Opponents, such as the Washington-based Coalition for Affordable Solar Energy, say duties would increase prices and cost U.S. jobs.
Obama along with the EU and Japan on March 13 filed a complaint in the World Trade Organization over China’s export limits on rare earth minerals. Earlier this year, he signed an executive order creating a panel to probe unfair trade practices by nations including China, and the U.S. has urged the Asian nation to allow its undervalued currency to appreciate.
The prices of solar modules, or panels, fell 50 percent last year, largely as a result of the cheap Chinese imports, Timothy Brightbill, an attorney for SolarWorld said before the decision.
The solar companies claim the Chinese companies are selling products at a loss in an effort to drive out U.S. competitors.

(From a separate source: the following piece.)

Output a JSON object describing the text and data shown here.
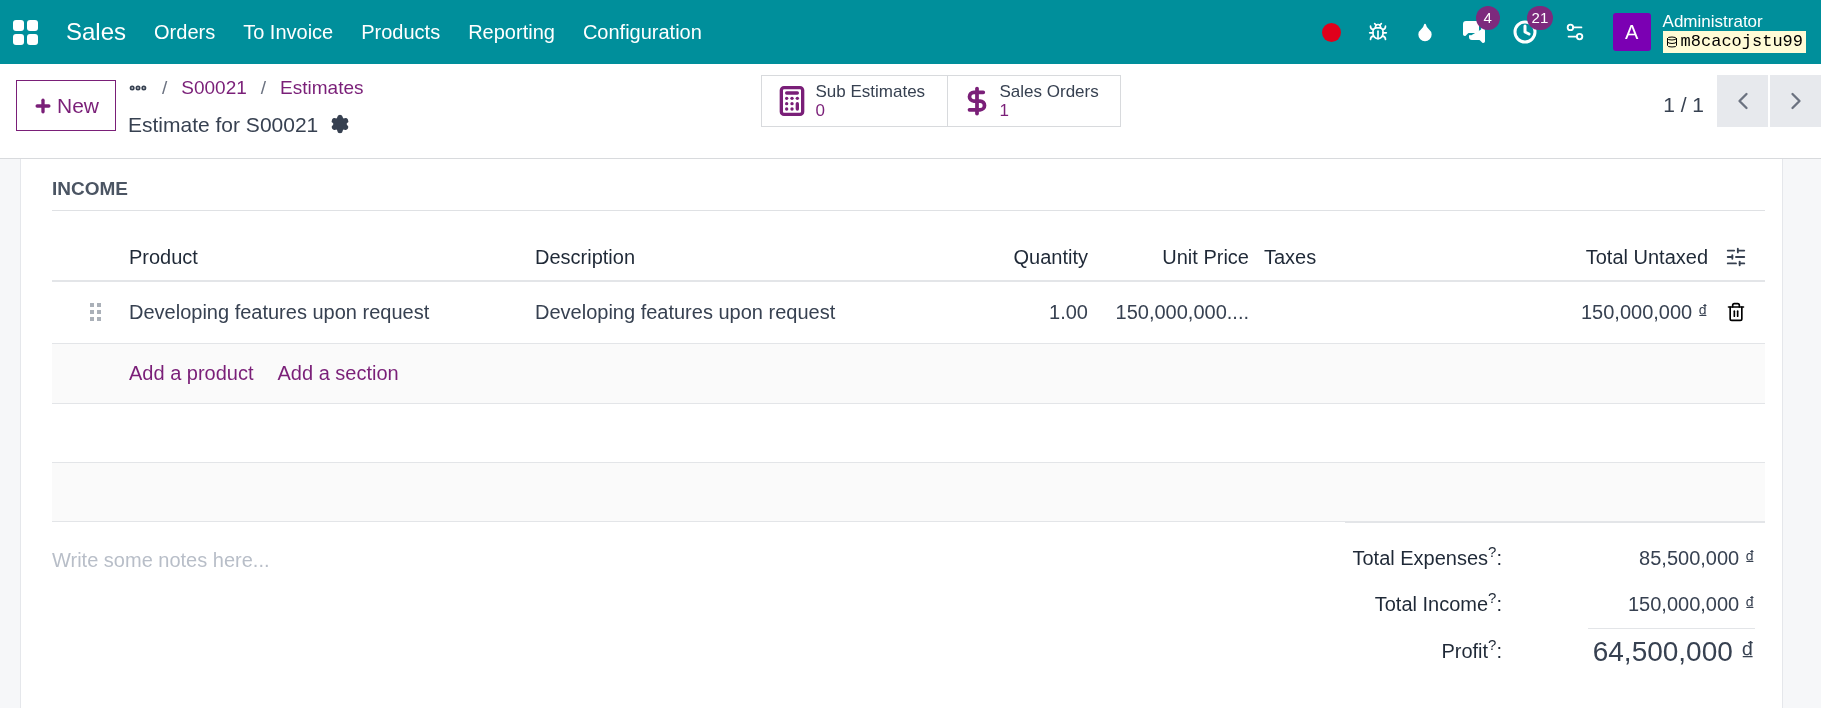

The Commerce Department has put off a determination on that allegation until May 17.
In its complaint, SolarWorld and the other domestic firms asked for 100 percent tariffs to counter the alleged dumping. They didn’t specify a remedy for the countervailing duties accusation.

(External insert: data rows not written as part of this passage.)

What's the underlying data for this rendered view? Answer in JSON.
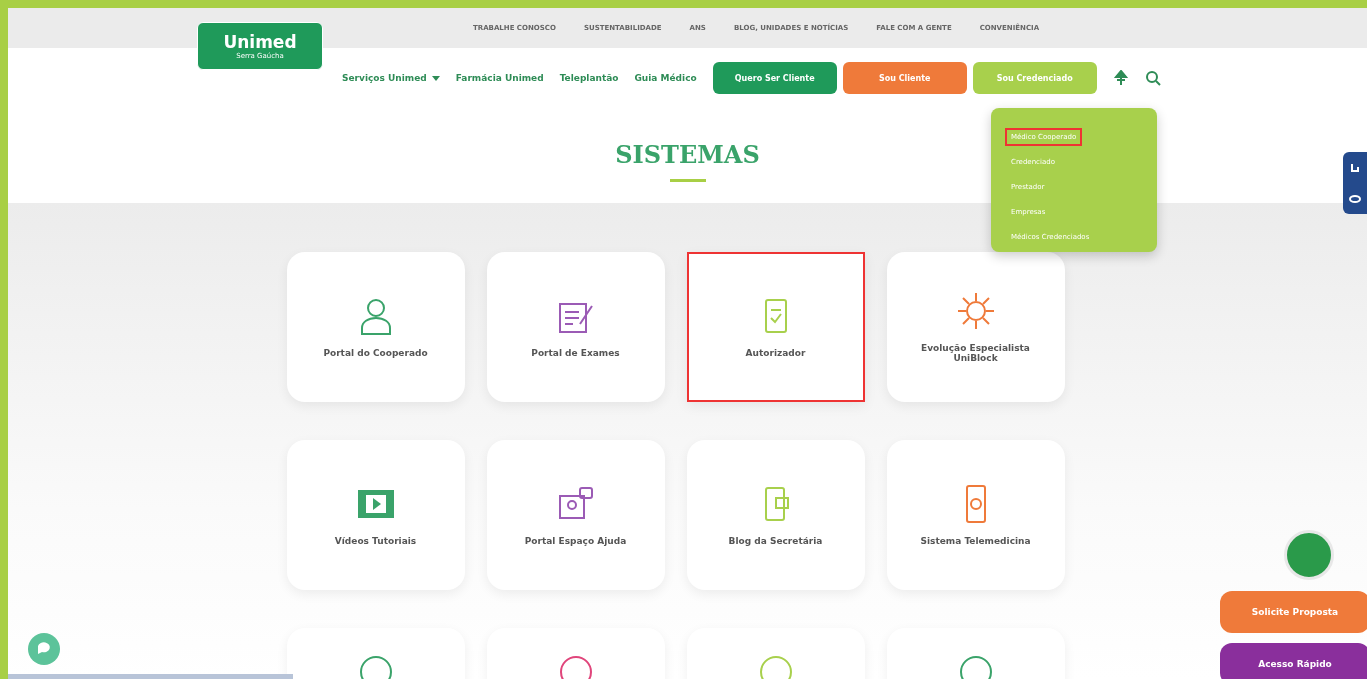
{
  "logo": {
    "name": "Unimed",
    "subtitle": "Serra Gaúcha"
  },
  "top_links": [
    "TRABALHE CONOSCO",
    "SUSTENTABILIDADE",
    "ANS",
    "BLOG, UNIDADES E NOTÍCIAS",
    "FALE COM A GENTE",
    "CONVENIÊNCIA"
  ],
  "main_nav": [
    {
      "label": "Serviços Unimed",
      "dropdown": true
    },
    {
      "label": "Farmácia Unimed",
      "dropdown": false
    },
    {
      "label": "Teleplantão",
      "dropdown": false
    },
    {
      "label": "Guia Médico",
      "dropdown": false
    }
  ],
  "nav_buttons": [
    {
      "label": "Quero Ser Cliente",
      "color": "#1f9a5a"
    },
    {
      "label": "Sou Cliente",
      "color": "#ef7a3a"
    },
    {
      "label": "Sou Credenciado",
      "color": "#a8d04c"
    }
  ],
  "dropdown": {
    "items": [
      {
        "label": "Médico Cooperado",
        "selected": true
      },
      {
        "label": "Credenciado",
        "selected": false
      },
      {
        "label": "Prestador",
        "selected": false
      },
      {
        "label": "Empresas",
        "selected": false
      },
      {
        "label": "Médicos Credenciados",
        "selected": false
      }
    ]
  },
  "page_title": "SISTEMAS",
  "cards": [
    {
      "kind": "person",
      "label": "Portal do Cooperado",
      "color": "#3aa36a",
      "selected": false
    },
    {
      "kind": "note",
      "label": "Portal de Exames",
      "color": "#9b5bb5",
      "selected": false
    },
    {
      "kind": "doc",
      "label": "Autorizador",
      "color": "#a8d04c",
      "selected": true
    },
    {
      "kind": "virus",
      "label": "Evolução Especialista UniBlock",
      "color": "#ef7a3a",
      "selected": false
    },
    {
      "kind": "film",
      "label": "Vídeos Tutoriais",
      "color": "#3aa36a",
      "selected": false
    },
    {
      "kind": "screen",
      "label": "Portal Espaço Ajuda",
      "color": "#9b5bb5",
      "selected": false
    },
    {
      "kind": "phone",
      "label": "Blog da Secretária",
      "color": "#a8d04c",
      "selected": false
    },
    {
      "kind": "mobile",
      "label": "Sistema Telemedicina",
      "color": "#ef7a3a",
      "selected": false
    },
    {
      "kind": "stub",
      "color": "#3aa36a",
      "selected": false
    },
    {
      "kind": "stub",
      "color": "#e0457b",
      "selected": false
    },
    {
      "kind": "stub",
      "color": "#a8d04c",
      "selected": false
    },
    {
      "kind": "stub",
      "color": "#3aa36a",
      "selected": false
    }
  ],
  "floating_buttons": [
    {
      "label": "Solicite Proposta",
      "color": "#ef7a3a"
    },
    {
      "label": "Acesso Rápido",
      "color": "#8a2f9c"
    }
  ]
}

The Chinese government uses cash grants, raw-materials discounts, preferential loans, tax incentives and currency manipulation to boost exports of solar cells, according to SolarWorld’s Oct. 19 complaint to the trade commission and the Commerce Department.
Representatives of Chinese companies told the commission Nov. 8 that tariffs sought by U.S. competitors would make it more difficult to expand the use of renewable energy. China and the U.S. are among nations encouraging use of alternative energy sources, driving costs down across the board, so it would be unfair to penalize China, they told the panel.
China responded to the initial probe by saying it would begin its own investigation into American state support for renewable energy. China’s Ministry of Commerce will consider the stimulus programs of the states of Washington, Massachusetts, Ohio and California, and two others in New Jersey, it said Nov. 25.
Attorneys for Suntech and Trina, two of the biggest China-based makers of crystalline silicon panels, told the trade commission Nov. 8 that added tariffs would increase the cost of solar panels, which would then be passed on to the consumer.
In a related complaint, the Commerce Department this year may impose penalties after U.S. firms said the Chinese imports are being sold for under market value, or dumped.